In the same week, Rand Paul praised his sister for having six kids but denounced a hypothetical woman on assistance who has only five. The contrast lays bare the hypocrisy and prejudice of the anti-choice movement, and shows how conservatives use children as weapons against women.
This week, the United States could learn a lot from a UK town about preventing unintended pregnancies, the United Arab Emirates is mandating that women breastfeed their children for a full two years, and a study looks at sex after breakups among college students.
We all know that Lyme disease comes from the dreaded deer tick, but a new study suggests that it might also be sexually transmitted. Other experts, however, caution that while we should pay attention to the study’s findings, we should not overact.
Although the university was granted a religious accommodation and is exempt from complying with the Affordable Care Act’s contraceptive mandate, it wants a federal court to block the mandate anyway.

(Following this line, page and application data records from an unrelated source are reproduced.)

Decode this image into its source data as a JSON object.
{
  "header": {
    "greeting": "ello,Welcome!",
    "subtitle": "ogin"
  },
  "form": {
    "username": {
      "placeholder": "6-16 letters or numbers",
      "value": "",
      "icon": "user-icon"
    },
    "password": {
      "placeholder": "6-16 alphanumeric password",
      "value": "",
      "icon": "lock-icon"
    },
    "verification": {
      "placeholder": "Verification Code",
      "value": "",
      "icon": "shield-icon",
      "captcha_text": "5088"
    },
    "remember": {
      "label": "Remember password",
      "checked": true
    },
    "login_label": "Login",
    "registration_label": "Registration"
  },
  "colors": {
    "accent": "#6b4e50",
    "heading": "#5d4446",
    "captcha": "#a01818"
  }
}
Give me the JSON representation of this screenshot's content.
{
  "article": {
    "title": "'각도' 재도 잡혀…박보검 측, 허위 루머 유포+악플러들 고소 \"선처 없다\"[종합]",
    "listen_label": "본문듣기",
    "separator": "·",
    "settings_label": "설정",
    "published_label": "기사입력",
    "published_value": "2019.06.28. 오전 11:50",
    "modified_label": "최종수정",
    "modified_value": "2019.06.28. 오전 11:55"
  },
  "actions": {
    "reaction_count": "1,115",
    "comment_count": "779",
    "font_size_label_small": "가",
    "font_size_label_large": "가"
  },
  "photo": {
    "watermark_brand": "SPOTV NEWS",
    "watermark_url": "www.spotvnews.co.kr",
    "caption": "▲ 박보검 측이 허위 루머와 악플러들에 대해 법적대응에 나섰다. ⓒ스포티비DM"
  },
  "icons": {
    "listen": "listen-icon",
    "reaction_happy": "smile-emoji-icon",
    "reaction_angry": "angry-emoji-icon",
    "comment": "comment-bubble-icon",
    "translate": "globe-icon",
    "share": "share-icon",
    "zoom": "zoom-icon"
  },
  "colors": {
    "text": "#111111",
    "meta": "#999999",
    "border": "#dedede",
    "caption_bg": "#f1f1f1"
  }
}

There’s a growing conflict between states that recognize a fundamental right to make end-of-life decisions and those that override those wishes only when a person is pregnant.
“It’s just a fake front issue to talk about abortion,” House Minority Leader Nancy Pelosi said of HR 7, the anti-choice bill passed just hours before Tuesday’s State of the Union address. “What they’re really talking about is contraception, family planning, the judgment of women.”
A flurry of legal briefs filed by members of Congress shows that resolution of the birth control benefit lawsuits is as much a political exercise as a judicial one.
Rep. Timothy Jones (R-Eureka) introduced HB 1430, which, according to the bill language, would apply to medical professionals refusing to participate in procedures that include surgical and medication abortions, contraception, assisted reproduction, human cloning, and human embryonic stem-cell research.
Friday’s order may prevent the Obama administration from enforcing the contraception mandate against the Little Sisters of the Poor, but it also may have just won the administration’s case.